For some years now (following recent case law of the Dutch Supreme Court) there has been discussion about the extent of the protection of purely descriptive trade names. Can a company with a descriptive trade name claim exclusivity to this name and subsequently prohibit other companies from using a similar word in their trade name?


DAIRY Partners and DOC DAIRY Partners are both dairy companies and active internationally. DAIRY Partners argues that the two company names are too similar, causing a risk of confusion and demands a ban. DOC states that the word dairy is purely descriptive of a dairy company. In that case, the likelihood of confusion is not sufficient to prohibit the sign in a company name, unless additional circumstances exist.

The Dutch Supreme Court shed light on this issue last spring, stating that additional circumstances are unnecessary, only considering the risk of confusion. All other circumstances of the case (including use) should then be taken into account. The public knows that companies often use descriptive names and are therefore less likely to confuse them with each other, so small differences are enough. The public will associate a descriptive trade name with a company only if that name has become well known due to extensive use.

The scope of protection is therefore very limited for a descriptive trade name, while the scope of protection of a distinctive company name naturally is significantly larger.


Latest news
Abcor team in World Trademark Review 1000
Louis Keijzer passes BBMM exam with flying colours
Competitor registers domain name
Electrode product or part?
TOP 40 for Dutch Expats
Our Clients
Follow Abcor

IP quiz Trademarks

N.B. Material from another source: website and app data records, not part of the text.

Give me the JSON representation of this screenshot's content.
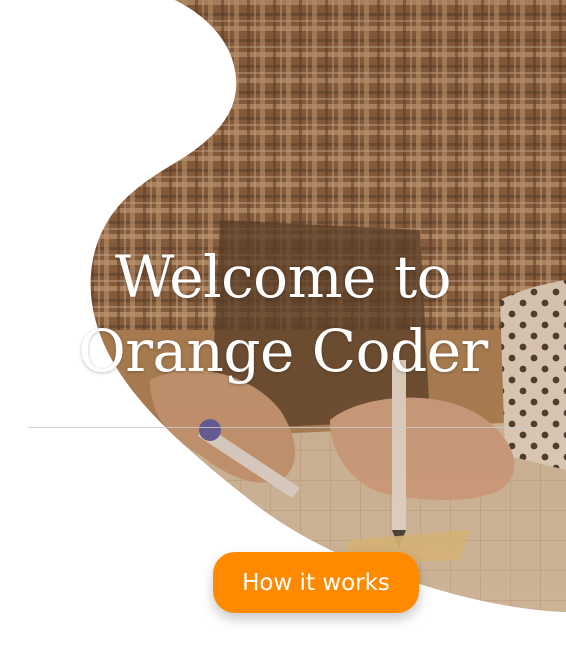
{
  "hero": {
    "title_line1": "Welcome to",
    "title_line2": "Orange Coder",
    "cta_label": "How it works",
    "background_image": "two-people-sketching-blueprint-photo"
  },
  "colors": {
    "accent": "#ff8a00",
    "photo_tint": "#a87a4e",
    "background": "#ffffff"
  }
}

Puma is one of the bigger sports and lifestyle brands in the world. The core-business is the design, development and sale of (sports) shoes, (sports) clothing and accessories. In 1960, Puma registered an international trademark for a device designed in 1958: the formstrip. Since then, Puma has registered approximately 90 formstrip trademarks with validity in the Benelux or the European Union. Puma claims that this is a serial mark. Monshoe is a wholesaler of women's shoes and related products. The company designs and develops Monshoe shoes which it largely markets itself. Monshoe sells its women's shoes under the brands Shoecolate and Pearlz. The shoe Shoecolate is offered in various colour combinations. Puma claims that Monshoe infringes its well-known formstrip trademark. Monshoe contradicts this and states that the average consumer will not perceive the device of Monshoe on the sneakers as a trademark. And if the public will recognize a trademark in the decoration, it will not make the connection to Puma. According to Monshoe, the formstrip logo is not a well-known trademark within the meaning of the BVIE and the UMVo. There is no likelihood of confusion because the sign does not or hardly evoke any association with Puma among the public. In light of the above, who is right? Does this constitute decorative use or linking to a well-known trademark?